Down to the last character, repeat the entries beneath this task.

RECORDS SHOWN -
········

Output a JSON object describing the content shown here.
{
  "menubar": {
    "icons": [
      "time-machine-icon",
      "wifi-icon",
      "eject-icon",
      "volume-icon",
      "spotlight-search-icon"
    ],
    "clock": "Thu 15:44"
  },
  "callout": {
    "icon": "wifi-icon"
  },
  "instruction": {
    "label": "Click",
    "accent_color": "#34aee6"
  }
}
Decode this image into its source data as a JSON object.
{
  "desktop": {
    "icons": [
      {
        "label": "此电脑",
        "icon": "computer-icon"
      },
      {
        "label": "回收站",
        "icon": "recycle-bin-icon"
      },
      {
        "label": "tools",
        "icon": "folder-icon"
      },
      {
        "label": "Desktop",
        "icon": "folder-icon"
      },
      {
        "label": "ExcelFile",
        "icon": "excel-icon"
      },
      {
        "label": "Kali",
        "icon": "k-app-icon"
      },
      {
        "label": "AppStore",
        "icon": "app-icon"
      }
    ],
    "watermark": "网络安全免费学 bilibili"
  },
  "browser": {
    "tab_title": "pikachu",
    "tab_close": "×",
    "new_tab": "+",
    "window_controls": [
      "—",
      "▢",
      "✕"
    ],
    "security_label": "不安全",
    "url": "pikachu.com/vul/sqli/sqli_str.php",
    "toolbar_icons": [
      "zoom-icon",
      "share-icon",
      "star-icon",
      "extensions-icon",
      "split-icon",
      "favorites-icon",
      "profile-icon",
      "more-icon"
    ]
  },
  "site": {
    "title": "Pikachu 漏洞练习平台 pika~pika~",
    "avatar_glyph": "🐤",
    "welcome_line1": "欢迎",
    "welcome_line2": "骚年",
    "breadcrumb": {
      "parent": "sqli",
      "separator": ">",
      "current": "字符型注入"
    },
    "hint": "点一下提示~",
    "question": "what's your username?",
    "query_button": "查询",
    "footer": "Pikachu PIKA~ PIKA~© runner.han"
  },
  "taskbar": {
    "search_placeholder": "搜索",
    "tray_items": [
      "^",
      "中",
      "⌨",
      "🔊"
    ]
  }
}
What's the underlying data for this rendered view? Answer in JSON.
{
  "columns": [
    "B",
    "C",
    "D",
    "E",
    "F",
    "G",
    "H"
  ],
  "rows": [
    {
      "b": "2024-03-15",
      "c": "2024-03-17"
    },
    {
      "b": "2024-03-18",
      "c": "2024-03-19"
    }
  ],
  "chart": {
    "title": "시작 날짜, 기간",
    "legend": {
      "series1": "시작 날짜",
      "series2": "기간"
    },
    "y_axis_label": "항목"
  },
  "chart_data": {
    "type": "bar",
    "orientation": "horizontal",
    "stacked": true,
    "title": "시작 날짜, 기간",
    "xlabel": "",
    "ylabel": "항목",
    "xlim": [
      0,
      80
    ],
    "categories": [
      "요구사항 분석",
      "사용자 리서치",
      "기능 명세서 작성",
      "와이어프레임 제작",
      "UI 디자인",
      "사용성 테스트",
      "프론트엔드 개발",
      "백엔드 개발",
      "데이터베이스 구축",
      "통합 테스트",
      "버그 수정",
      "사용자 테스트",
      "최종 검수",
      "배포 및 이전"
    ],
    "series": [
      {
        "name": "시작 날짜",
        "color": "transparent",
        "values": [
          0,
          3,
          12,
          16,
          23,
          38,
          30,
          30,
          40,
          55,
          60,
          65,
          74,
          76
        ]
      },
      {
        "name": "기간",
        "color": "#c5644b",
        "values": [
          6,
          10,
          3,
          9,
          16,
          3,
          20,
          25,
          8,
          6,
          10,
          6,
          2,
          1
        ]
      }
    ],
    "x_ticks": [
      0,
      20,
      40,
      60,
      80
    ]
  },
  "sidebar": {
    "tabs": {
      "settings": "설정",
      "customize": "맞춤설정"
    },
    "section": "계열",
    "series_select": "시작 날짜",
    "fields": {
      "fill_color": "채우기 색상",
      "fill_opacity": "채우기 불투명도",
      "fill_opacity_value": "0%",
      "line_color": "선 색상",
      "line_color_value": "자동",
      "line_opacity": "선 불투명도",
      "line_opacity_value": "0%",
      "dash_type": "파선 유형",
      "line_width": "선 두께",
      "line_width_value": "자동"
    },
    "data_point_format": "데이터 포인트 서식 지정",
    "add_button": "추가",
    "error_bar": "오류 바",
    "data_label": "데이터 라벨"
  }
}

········

TASK OUTPUT -
Output a JSON object describing the content shown here.
{
  "menubar": {
    "icons": [
      "time-machine-icon",
      "wifi-icon",
      "eject-icon",
      "volume-icon",
      "spotlight-search-icon"
    ],
    "clock": "Thu 15:44"
  },
  "callout": {
    "icon": "wifi-icon"
  },
  "instruction": {
    "label": "Click",
    "accent_color": "#34aee6"
  }
}
Decode this image into its source data as a JSON object.
{
  "desktop": {
    "icons": [
      {
        "label": "此电脑",
        "icon": "computer-icon"
      },
      {
        "label": "回收站",
        "icon": "recycle-bin-icon"
      },
      {
        "label": "tools",
        "icon": "folder-icon"
      },
      {
        "label": "Desktop",
        "icon": "folder-icon"
      },
      {
        "label": "ExcelFile",
        "icon": "excel-icon"
      },
      {
        "label": "Kali",
        "icon": "k-app-icon"
      },
      {
        "label": "AppStore",
        "icon": "app-icon"
      }
    ],
    "watermark": "网络安全免费学 bilibili"
  },
  "browser": {
    "tab_title": "pikachu",
    "tab_close": "×",
    "new_tab": "+",
    "window_controls": [
      "—",
      "▢",
      "✕"
    ],
    "security_label": "不安全",
    "url": "pikachu.com/vul/sqli/sqli_str.php",
    "toolbar_icons": [
      "zoom-icon",
      "share-icon",
      "star-icon",
      "extensions-icon",
      "split-icon",
      "favorites-icon",
      "profile-icon",
      "more-icon"
    ]
  },
  "site": {
    "title": "Pikachu 漏洞练习平台 pika~pika~",
    "avatar_glyph": "🐤",
    "welcome_line1": "欢迎",
    "welcome_line2": "骚年",
    "breadcrumb": {
      "parent": "sqli",
      "separator": ">",
      "current": "字符型注入"
    },
    "hint": "点一下提示~",
    "question": "what's your username?",
    "query_button": "查询",
    "footer": "Pikachu PIKA~ PIKA~© runner.han"
  },
  "taskbar": {
    "search_placeholder": "搜索",
    "tray_items": [
      "^",
      "中",
      "⌨",
      "🔊"
    ]
  }
}
What's the underlying data for this rendered view? Answer in JSON.
{
  "columns": [
    "B",
    "C",
    "D",
    "E",
    "F",
    "G",
    "H"
  ],
  "rows": [
    {
      "b": "2024-03-15",
      "c": "2024-03-17"
    },
    {
      "b": "2024-03-18",
      "c": "2024-03-19"
    }
  ],
  "chart": {
    "title": "시작 날짜, 기간",
    "legend": {
      "series1": "시작 날짜",
      "series2": "기간"
    },
    "y_axis_label": "항목"
  },
  "chart_data": {
    "type": "bar",
    "orientation": "horizontal",
    "stacked": true,
    "title": "시작 날짜, 기간",
    "xlabel": "",
    "ylabel": "항목",
    "xlim": [
      0,
      80
    ],
    "categories": [
      "요구사항 분석",
      "사용자 리서치",
      "기능 명세서 작성",
      "와이어프레임 제작",
      "UI 디자인",
      "사용성 테스트",
      "프론트엔드 개발",
      "백엔드 개발",
      "데이터베이스 구축",
      "통합 테스트",
      "버그 수정",
      "사용자 테스트",
      "최종 검수",
      "배포 및 이전"
    ],
    "series": [
      {
        "name": "시작 날짜",
        "color": "transparent",
        "values": [
          0,
          3,
          12,
          16,
          23,
          38,
          30,
          30,
          40,
          55,
          60,
          65,
          74,
          76
        ]
      },
      {
        "name": "기간",
        "color": "#c5644b",
        "values": [
          6,
          10,
          3,
          9,
          16,
          3,
          20,
          25,
          8,
          6,
          10,
          6,
          2,
          1
        ]
      }
    ],
    "x_ticks": [
      0,
      20,
      40,
      60,
      80
    ]
  },
  "sidebar": {
    "tabs": {
      "settings": "설정",
      "customize": "맞춤설정"
    },
    "section": "계열",
    "series_select": "시작 날짜",
    "fields": {
      "fill_color": "채우기 색상",
      "fill_opacity": "채우기 불투명도",
      "fill_opacity_value": "0%",
      "line_color": "선 색상",
      "line_color_value": "자동",
      "line_opacity": "선 불투명도",
      "line_opacity_value": "0%",
      "dash_type": "파선 유형",
      "line_width": "선 두께",
      "line_width_value": "자동"
    },
    "data_point_format": "데이터 포인트 서식 지정",
    "add_button": "추가",
    "error_bar": "오류 바",
    "data_label": "데이터 라벨"
  }
}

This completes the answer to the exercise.